Our prayers for your son and your family.

I'm getting emotional just talking about this. I have mild TBI . I tripped at a concert venue and fell backward on concrete and split my head open. I was out for awhile until I was brought back by the paramedics that eventually wrapped my head up to stop the bleeding. I ended up at the er where they dug bits of concrete out of my head and put 11 staples there I was kept all night for concussion observation and released the next morning. That was 5 months ago. My life is a complete hell! I still suffer from headaches,nausea,and balance problems. I was recently let go of my job that I have worked for 24 yrs. I broke my tailbone so it's hard to sit and I know I damaged my back as it hurts all of the time. I have had 2 cat scans and a chest X-ray to clarify no broken ribs. I am 56 and I have lost 30lbs from nausea and my life is not the same. Can anyone relate?

Multiple TBI survivor here. I need a more solid, pertinent support system . 

In 1998 I was ran over by an s10pickup and attained broken neck Basel skull fracture medulla oblongata severed all but a strand of hairs width. I was diagnosed with the exact injuries as Christopher Reeves. I can walk and talk write etc though. I have dizzy spells, moments of complete black out, I forget a lot short term wise. And a lot of times I do not know how to react to situations due to carelessness. And I will always try to care but a lot of times I am unable to. I was not supposed to live through the accident. Difficulty daily is very real.

I fell off a three story building 4 decades ago, my long and short term memory was bad. And also my temper and hearing. As I have gotten older my memory, temper, and hearing have gotten worse.

I ran into a glass door walking at a very fast pace. I knew something was wrong when I was becoming quite forgetful. I went to see my PCP and after a CAT scan not only did he confirm a concussion he found ano arachnid cyst at the base of my cerebellum. Two months later I had a chest cold and after one particularly hard cough I passed out in my kitchen. A visit to the hospital and an MRI later found that the cyst had increased in size and was literally tilting my brain into the front of my skull. Surgery was successful but now I'm prone to bursts of anger and I'm not the happy go lucky I used to be. Anyone out there have anything similar and if you do what steps have you taken to improve your quality of life?

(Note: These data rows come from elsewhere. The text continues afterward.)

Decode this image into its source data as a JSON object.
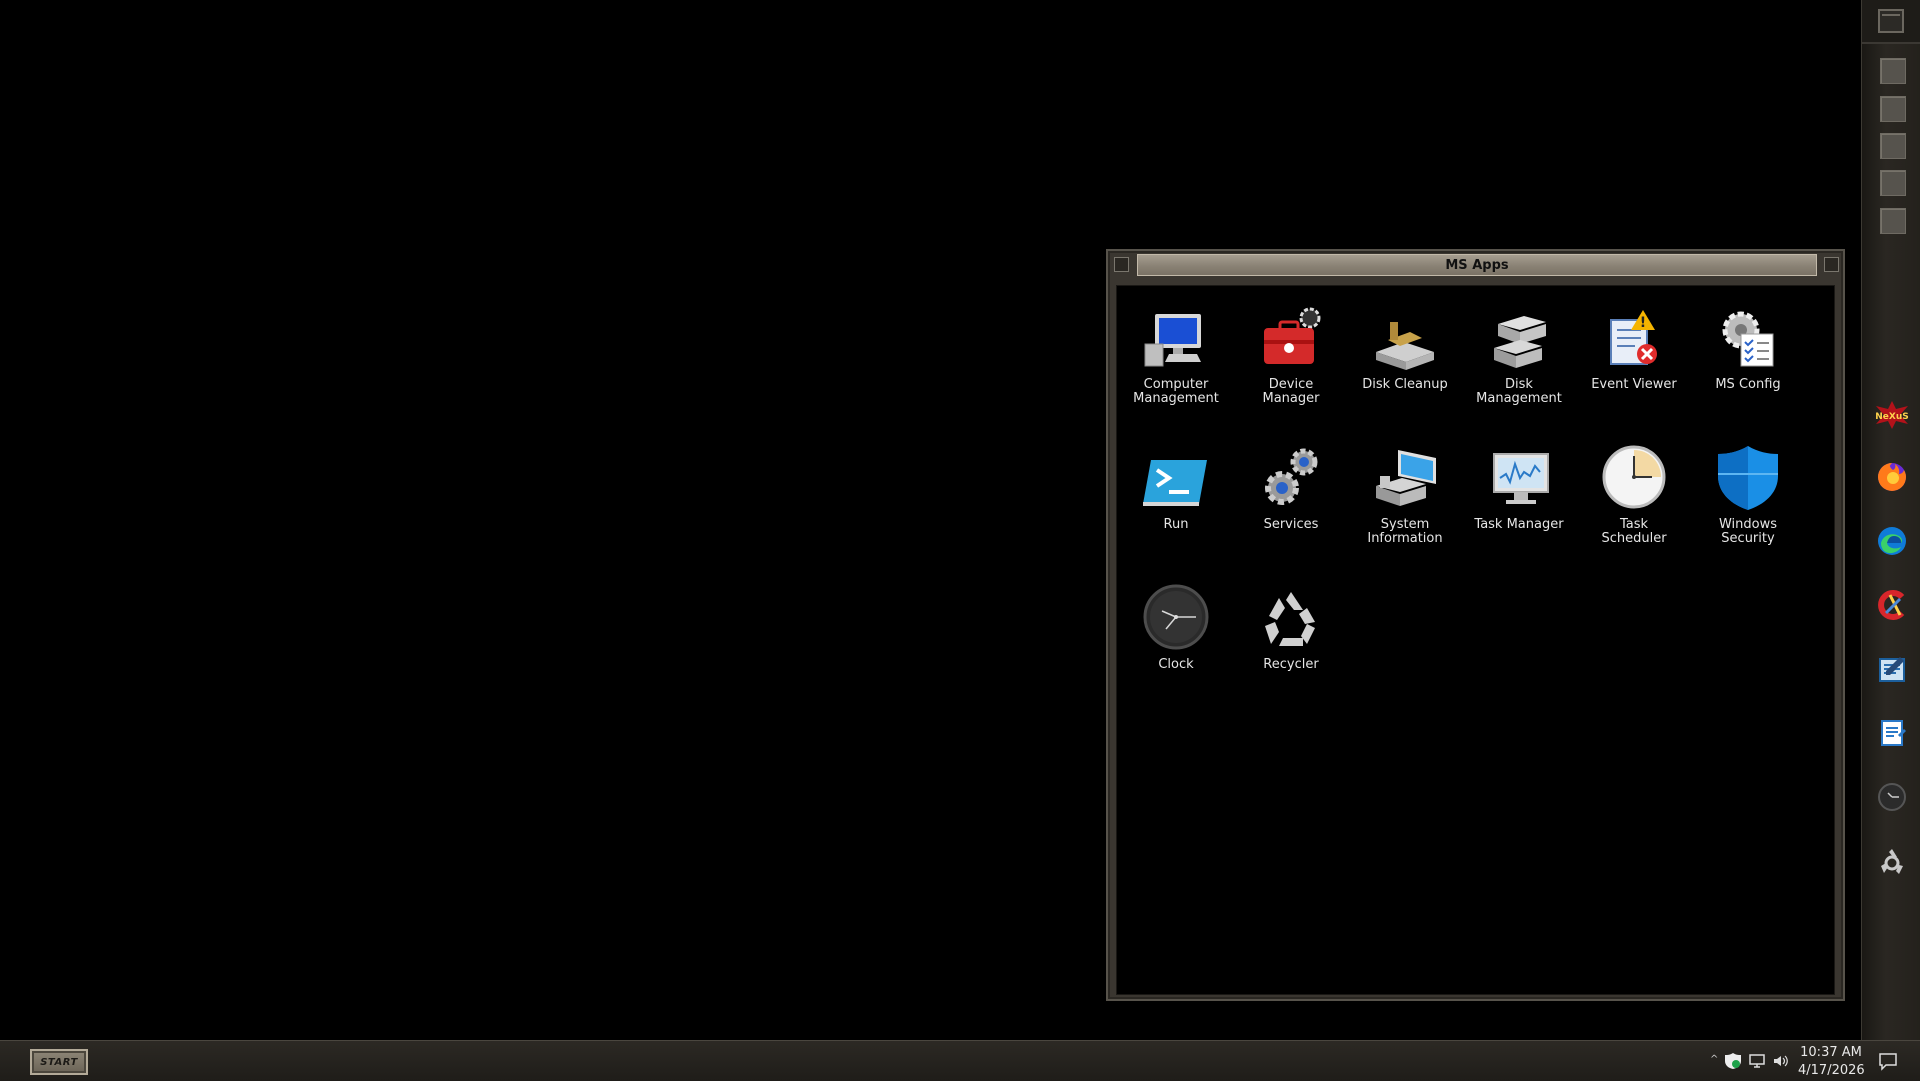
{
  "window": {
    "title": "MS Apps",
    "apps": [
      {
        "label": "Computer\nManagement",
        "icon": "computer-management-icon"
      },
      {
        "label": "Device\nManager",
        "icon": "device-manager-icon"
      },
      {
        "label": "Disk Cleanup",
        "icon": "disk-cleanup-icon"
      },
      {
        "label": "Disk\nManagement",
        "icon": "disk-management-icon"
      },
      {
        "label": "Event Viewer",
        "icon": "event-viewer-icon"
      },
      {
        "label": "MS Config",
        "icon": "ms-config-icon"
      },
      {
        "label": "Run",
        "icon": "run-icon"
      },
      {
        "label": "Services",
        "icon": "services-icon"
      },
      {
        "label": "System\nInformation",
        "icon": "system-information-icon"
      },
      {
        "label": "Task Manager",
        "icon": "task-manager-icon"
      },
      {
        "label": "Task\nScheduler",
        "icon": "task-scheduler-icon"
      },
      {
        "label": "Windows\nSecurity",
        "icon": "windows-security-icon"
      },
      {
        "label": "Clock",
        "icon": "clock-icon"
      },
      {
        "label": "Recycler",
        "icon": "recycler-icon"
      }
    ]
  },
  "dock": {
    "apps": [
      "nexus-icon",
      "firefox-icon",
      "edge-icon",
      "ccleaner-icon",
      "wordpad-icon",
      "notepad-icon",
      "clock-icon",
      "recycler-icon"
    ]
  },
  "taskbar": {
    "start_label": "START",
    "time": "10:37 AM",
    "date": "4/17/2026",
    "tray_chevron": "^"
  },
  "colors": {
    "desktop": "#000000",
    "frame": "#3a3630",
    "title_bar": "#8a8275"
  }
}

My husband also hit his head on a steel beam. He was able to see his own doctor, who sent him to a neurologist. He has a TBI and is getting treatment, even though workers comp doesn't want to pay, they have to! Please get that second opinion from a doctor YOU trust! It will be in your best interest! Take care and good luck!

I need help. Can anyone give me advice? Struck my head on a steel beam in February of this year (2016), and workman's comp is dragging this out. Meantime, I saw a 'neurosurgeon', that happens to be on the company payroll, and he says nothing is wrong though he wants to test for seizures. In the meantime, I've had most of the symptoms here, and even what are possibly seizures, but still not receiving treatment. I've been told all I can do is wait, possibly get a second opinion out of pocket.

I just shaved my mohawk off because my hair hurt though, and I'm losing it over everything, I cannot handle the smallest amount of frustration. I haven't had a paycheck for almost five months now and my husband is trying to get a second job to pay for all our bills, we have nothing extra for therapy or a second opinion. Does anyone have any advice for me? Am I really stuck until workman's comp gets moving? Please, I need help, I see the disclaimer about medical or legal advice, but I need help.